Search for an Object
Level II and III 15 points
Description of the exercise
The object must be a small, unused piece of wood, numbered, 15 cm long and 2 cm in diameter. (for the dogs that have a large mouth) It will be chosen by the handler from several identical pieces, all numbered. At the time of presentation at the Judge’s table, the handler takes the wood and puts it into his pocket without showing it to his dog, and informs the judge of it’s number. All the handlers must carry the wood for the same time period. Identical, non- numbered objects are to be placed near that of the wood of the competitor. The object must be placed without showing it to the dog. The wood must be reasonably accessible. No distraction is permitted during this exercise. Like with the retrieve, no other objects should be within 5 m unless part of the theme décor. Non-numbered “distraction” pieces of wood, picked up by another dog, must be exchanged, and “distraction” pieces of wood are put into a plate at the end of exercise to avoid being handled too much.
Account of the exercise
- Each handler puts his dog in a spot indicated by the Deputy Judge. The handler will then place the object, in view of the dog, 30 meters away in a fictitious square, 1 m x 1 m. The handler will place the little wood with his back to the dog.
- While the handler returns to his dog, other identical pieces of wood (non- numbered) are placed nearby the first one (min. 25 cm) inside the square. There are 3 objects for Level II and 4 for Level III.
- At the Judge’s signal the handler sends his dog in search of the object with the command “search and bring”. A single command given by voice is allowed. The handler is allowed to let the dog sniff his hands before he gives the command, to make the dog understand the nature of the exercise.
- The handler will give the returned object to the Deputy Judge, for verification by the Judge.

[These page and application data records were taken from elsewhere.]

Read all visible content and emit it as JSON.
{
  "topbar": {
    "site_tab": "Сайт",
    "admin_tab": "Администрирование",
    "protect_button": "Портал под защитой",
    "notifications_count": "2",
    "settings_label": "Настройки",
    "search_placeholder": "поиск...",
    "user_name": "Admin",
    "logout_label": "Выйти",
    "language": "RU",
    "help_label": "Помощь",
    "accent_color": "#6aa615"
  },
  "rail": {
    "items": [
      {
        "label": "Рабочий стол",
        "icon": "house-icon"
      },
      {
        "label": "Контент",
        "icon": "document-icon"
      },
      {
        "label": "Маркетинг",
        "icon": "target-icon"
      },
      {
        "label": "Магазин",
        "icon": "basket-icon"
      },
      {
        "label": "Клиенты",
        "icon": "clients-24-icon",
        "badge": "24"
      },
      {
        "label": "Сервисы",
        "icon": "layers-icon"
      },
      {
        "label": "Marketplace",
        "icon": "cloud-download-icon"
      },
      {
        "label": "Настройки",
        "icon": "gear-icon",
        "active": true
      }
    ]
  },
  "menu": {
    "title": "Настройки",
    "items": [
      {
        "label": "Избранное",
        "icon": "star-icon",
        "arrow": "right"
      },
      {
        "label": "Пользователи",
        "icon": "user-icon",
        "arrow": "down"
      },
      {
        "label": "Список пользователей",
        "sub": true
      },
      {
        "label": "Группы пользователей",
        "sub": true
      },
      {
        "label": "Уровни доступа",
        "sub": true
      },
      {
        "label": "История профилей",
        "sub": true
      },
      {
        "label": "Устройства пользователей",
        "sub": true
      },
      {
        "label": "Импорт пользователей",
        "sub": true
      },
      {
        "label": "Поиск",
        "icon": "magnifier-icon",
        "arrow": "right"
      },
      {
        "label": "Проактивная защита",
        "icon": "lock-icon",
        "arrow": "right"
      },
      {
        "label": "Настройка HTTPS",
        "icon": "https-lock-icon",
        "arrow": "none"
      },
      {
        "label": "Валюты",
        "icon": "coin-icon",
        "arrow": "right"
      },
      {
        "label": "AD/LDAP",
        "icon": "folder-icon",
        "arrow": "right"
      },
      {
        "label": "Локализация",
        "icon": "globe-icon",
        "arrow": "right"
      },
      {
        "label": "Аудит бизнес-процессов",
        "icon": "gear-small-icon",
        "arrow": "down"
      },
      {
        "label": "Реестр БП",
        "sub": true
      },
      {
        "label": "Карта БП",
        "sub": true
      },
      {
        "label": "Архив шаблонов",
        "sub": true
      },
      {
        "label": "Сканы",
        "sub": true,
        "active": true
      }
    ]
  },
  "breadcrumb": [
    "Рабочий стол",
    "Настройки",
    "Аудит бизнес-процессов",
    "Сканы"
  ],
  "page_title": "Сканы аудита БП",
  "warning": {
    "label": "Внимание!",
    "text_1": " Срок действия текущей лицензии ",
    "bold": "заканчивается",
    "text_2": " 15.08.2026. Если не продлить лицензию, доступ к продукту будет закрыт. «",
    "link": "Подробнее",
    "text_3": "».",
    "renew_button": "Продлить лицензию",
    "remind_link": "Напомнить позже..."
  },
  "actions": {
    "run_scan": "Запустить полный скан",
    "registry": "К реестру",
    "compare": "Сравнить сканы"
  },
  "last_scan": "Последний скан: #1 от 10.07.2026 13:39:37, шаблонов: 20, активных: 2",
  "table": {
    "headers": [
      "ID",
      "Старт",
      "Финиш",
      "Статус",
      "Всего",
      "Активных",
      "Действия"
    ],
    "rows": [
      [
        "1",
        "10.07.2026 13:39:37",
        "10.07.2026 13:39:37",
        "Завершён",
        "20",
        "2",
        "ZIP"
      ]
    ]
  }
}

The LITTLE WOOD exercise is basically an exercise of scent discrimination. The challenge in this exercise is often one of confusion with the retrieve, in which dogs grab the first thing they SEE that resembles a little wood. The most successful dogs are those that rely almost entirely on their nose to locate the little wood. Dogs, being creatures of habit, tend to rely on patterns if they have learned to use their eyes. In training, handlers often put the woods out in a slightly irregular pattern, a certain number of cm apart. If this ‘pattern’ is not evident, dogs can easily become confused. Here are a series of photos that illustrate the variations seen in recent trials of all levels.